**Source data**

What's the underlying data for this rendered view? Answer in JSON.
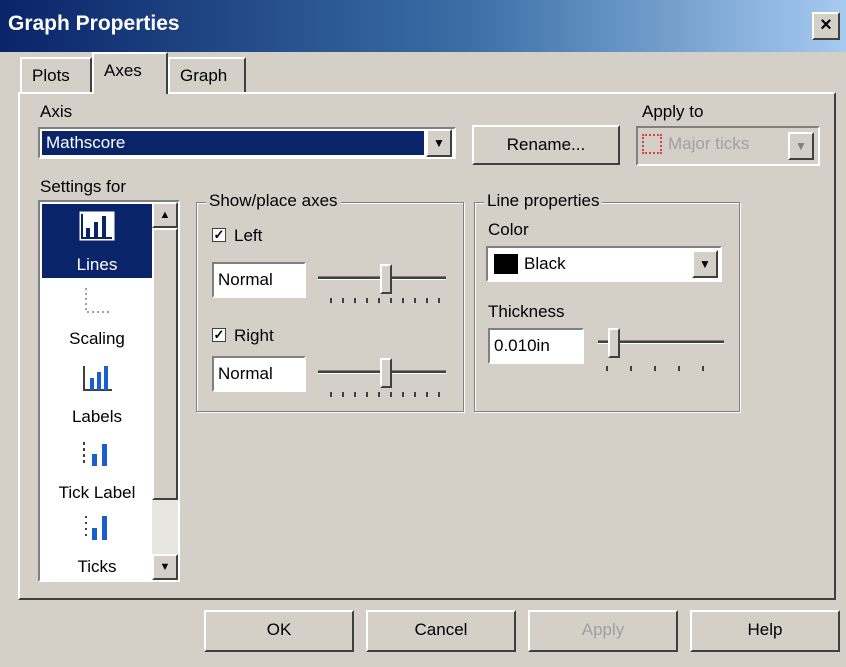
{
  "window": {
    "title": "Graph Properties",
    "close_label": "×"
  },
  "tabs": [
    {
      "label": "Plots"
    },
    {
      "label": "Axes"
    },
    {
      "label": "Graph"
    }
  ],
  "axis": {
    "label": "Axis",
    "value": "Mathscore",
    "rename_label": "Rename..."
  },
  "apply_to": {
    "label": "Apply to",
    "value": "Major ticks"
  },
  "settings_for": {
    "label": "Settings for",
    "items": [
      {
        "label": "Lines"
      },
      {
        "label": "Scaling"
      },
      {
        "label": "Labels"
      },
      {
        "label": "Tick Label"
      },
      {
        "label": "Ticks"
      }
    ],
    "selected": "Lines"
  },
  "show_place_axes": {
    "legend": "Show/place axes",
    "left": {
      "label": "Left",
      "checked": true,
      "position": "Normal"
    },
    "right": {
      "label": "Right",
      "checked": true,
      "position": "Normal"
    }
  },
  "line_properties": {
    "legend": "Line properties",
    "color_label": "Color",
    "color_value": "Black",
    "color_swatch": "#000000",
    "thickness_label": "Thickness",
    "thickness_value": "0.010in"
  },
  "buttons": {
    "ok": "OK",
    "cancel": "Cancel",
    "apply": "Apply",
    "help": "Help"
  },
  "colors": {
    "selection": "#0a246a",
    "face": "#d4d0c8",
    "disabled_text": "#a0a0a0",
    "apply_to_icon": "#e04040"
  }
}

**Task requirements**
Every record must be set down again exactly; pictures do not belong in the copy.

**Output for this exercise**
What's the underlying data for this rendered view? Answer in JSON.
{
  "window": {
    "title": "Graph Properties",
    "close_label": "×"
  },
  "tabs": [
    {
      "label": "Plots"
    },
    {
      "label": "Axes"
    },
    {
      "label": "Graph"
    }
  ],
  "axis": {
    "label": "Axis",
    "value": "Mathscore",
    "rename_label": "Rename..."
  },
  "apply_to": {
    "label": "Apply to",
    "value": "Major ticks"
  },
  "settings_for": {
    "label": "Settings for",
    "items": [
      {
        "label": "Lines"
      },
      {
        "label": "Scaling"
      },
      {
        "label": "Labels"
      },
      {
        "label": "Tick Label"
      },
      {
        "label": "Ticks"
      }
    ],
    "selected": "Lines"
  },
  "show_place_axes": {
    "legend": "Show/place axes",
    "left": {
      "label": "Left",
      "checked": true,
      "position": "Normal"
    },
    "right": {
      "label": "Right",
      "checked": true,
      "position": "Normal"
    }
  },
  "line_properties": {
    "legend": "Line properties",
    "color_label": "Color",
    "color_value": "Black",
    "color_swatch": "#000000",
    "thickness_label": "Thickness",
    "thickness_value": "0.010in"
  },
  "buttons": {
    "ok": "OK",
    "cancel": "Cancel",
    "apply": "Apply",
    "help": "Help"
  },
  "colors": {
    "selection": "#0a246a",
    "face": "#d4d0c8",
    "disabled_text": "#a0a0a0",
    "apply_to_icon": "#e04040"
  }
}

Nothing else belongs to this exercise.